This Week’s Sky at a Glance, 2020 December 19 – 26
~by Curt Nason
The planets orbit at different speeds according to their distance from the Sun. One closer to the Sun has a shorter distance to travel and also does so at a greater speed. Therefore, it is not very rare to see one planet catch up to and pass near another in the sky. This event is called a conjunction, specifically when they have the same celestial coordinate called right ascension. This also applies when a planet is seen near a star, is passed by the Moon, or moves behind the Sun. The inner planets, Mercury and Venus, also pass between us and the Sun. This is called inferior conjunction, and to avoid confusion they are said to be at superior conjunction when passing behind the Sun.
Jupiter and Saturn orbit the Sun in nearly 12 and 30 years, respectively, meeting up in conjunction every 20 years. This weekend Jupiter edges toward Saturn for an especially rare winter solstice conjunction. It is not the timing that makes this exceptional, but their apparent nearness. On Sunday Jupiter is just below Saturn, and on Monday they are in conjunction; one-fifth the width of the Moon apart or 12 times the width of Jupiter as seen through a telescope. This is their closest conjunction in four centuries and the closest in eight centuries that they have been far enough from the Sun to be seen easily, although by sunset here they will have separated slightly and appear as close as their morning conjunction in 1563 (see Bob King’s excellent article on the Sky & Telescope website). If you get a chance to see this event, bear in mind they are really 730 million kilometres apart, with Saturn twice as far from the Sun as Jupiter.
This Week in the Solar System
Saturday’s sunrise in Moncton is at 7:57 am and sunset will occur at 4:35 pm, giving 8 hours, 38 minutes of daylight (7:59 am and 4:43 pm in Saint John). Next Saturday the Sun will rise at 8:00 am and set at 4:39 pm, giving 8 hours, 39 minutes of daylight (8:02 am and 4:47 pm in Saint John). The Sun reaches its most southerly position, over the Tropic of Capricorn although it is within the borders of the constellation Sagittarius the Archer, at 6:02 am on Monday, marking the beginning of winter in the northern hemisphere.

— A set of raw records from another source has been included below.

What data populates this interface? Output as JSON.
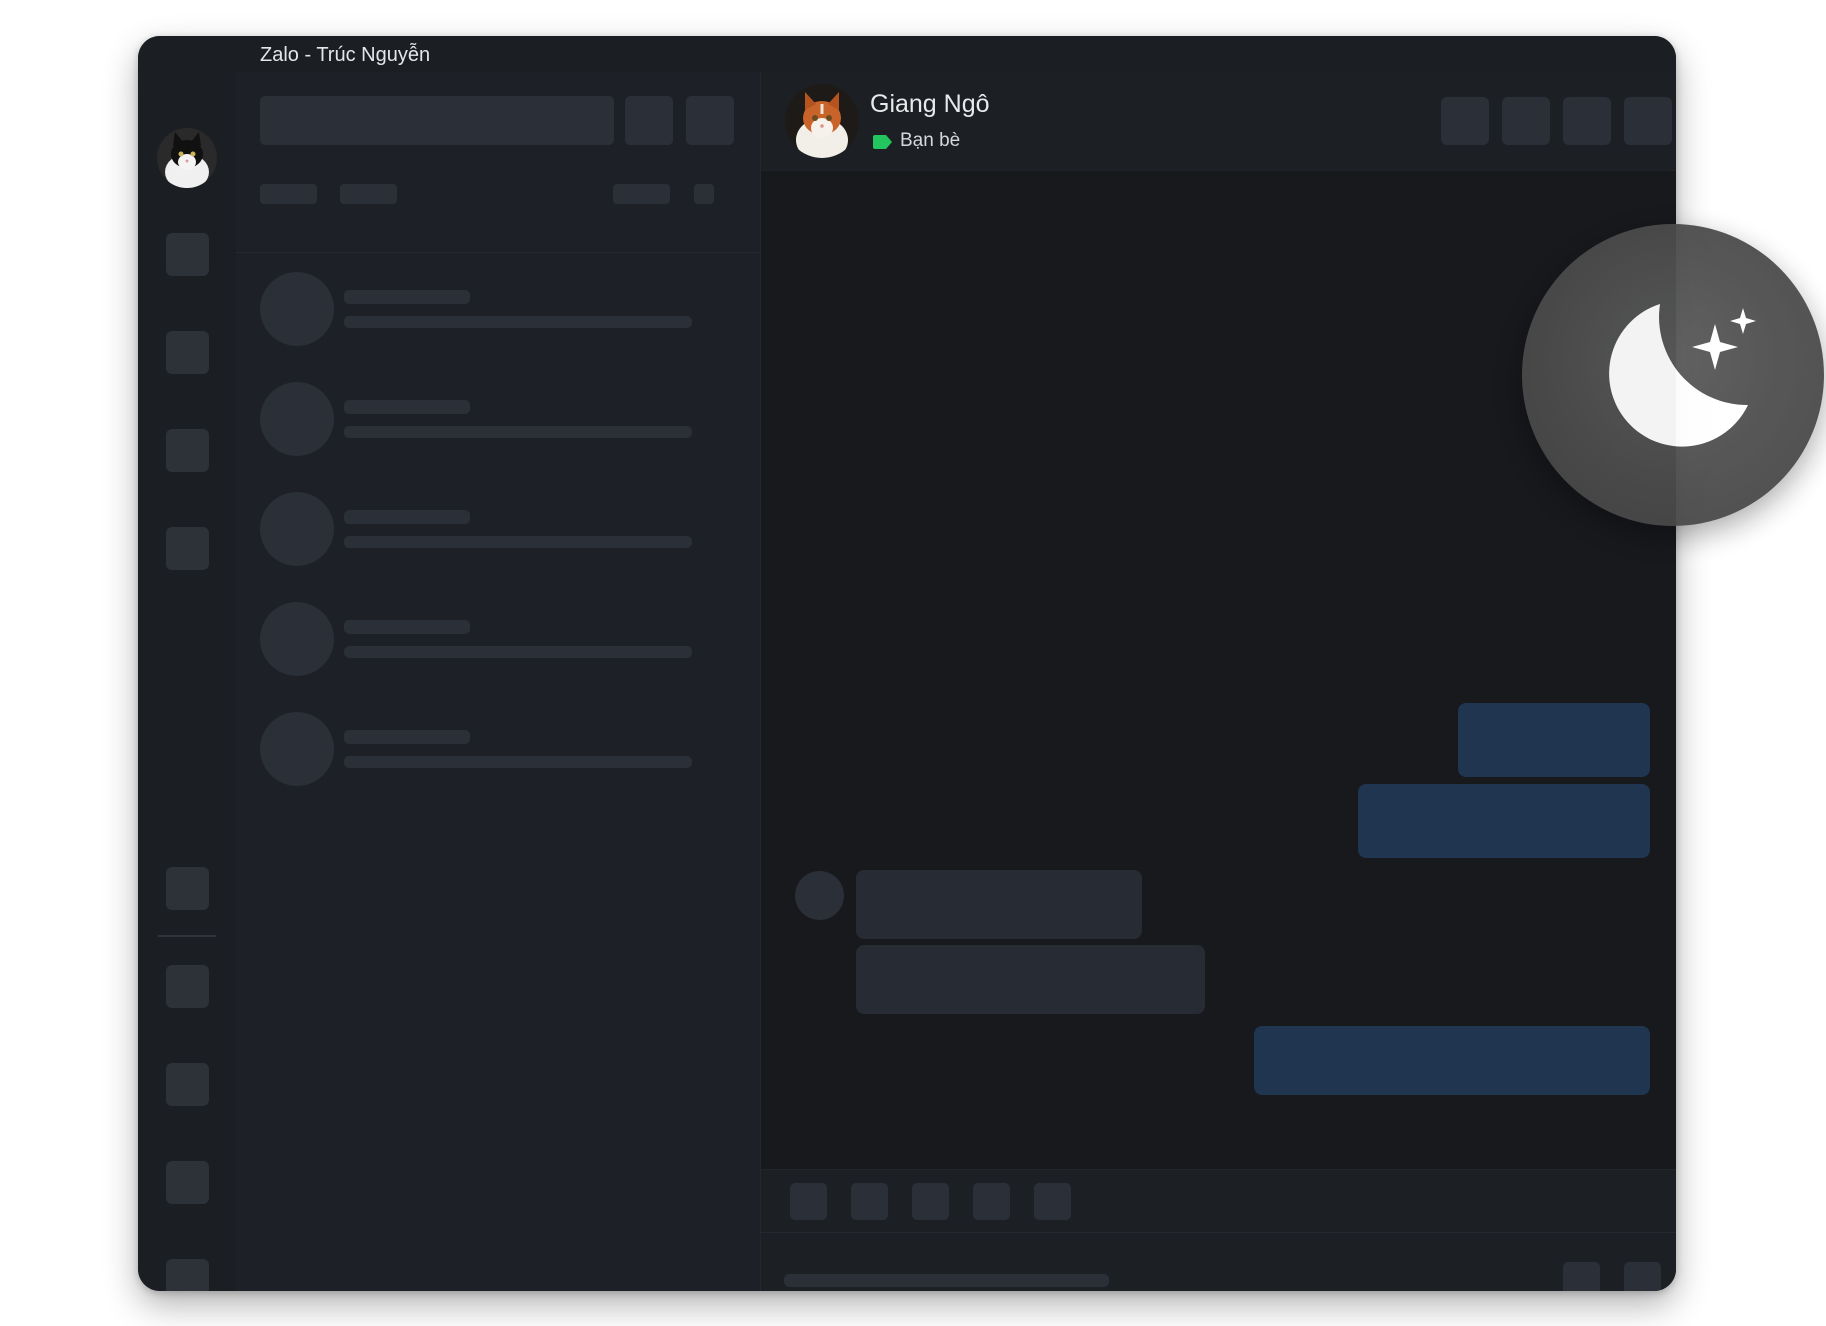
{
  "window": {
    "title": "Zalo - Trúc Nguyễn"
  },
  "chat": {
    "contact_name": "Giang Ngô",
    "contact_tag": "Bạn bè",
    "tag_color": "#22c55e"
  },
  "icons": {
    "nav_avatar": "cat-avatar-icon",
    "header_avatar": "cat-avatar-icon",
    "theme": "moon-stars-icon"
  },
  "colors": {
    "window_bg": "#1b1e23",
    "chat_bg": "#17191d",
    "outgoing_bubble": "#1f3550",
    "incoming_bubble": "#272b33",
    "placeholder": "#2b2f37"
  }
}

The Moon is at first quarter on Monday and it passes a binocular width below Mars on Wednesday. Also on Monday, Jupiter appears about one-fifth the width of the Moon from Saturn. Check them out by 5:30 – 6 pm because they set around 7 pm. Reddish Mars remains brighter than all of the stars except Sirius, leading similarly coloured Aldebaran and Betelgeuse across the sky. Venus rises two hours before sunrise this weekend, slowly heading sunward, while Mercury is at superior conjunction on Sunday. The Ursid meteor shower peaks from Tuesday evening to Wednesday morning, with shooting stars seeming to emanate from the bowl of the Little Dipper in the north.
With astronomy meetings and outreach activities on hold, you can watch the local Sunday Night Astronomy Show at 8 pm and view archived shows.
Questions? Contact Curt Nason.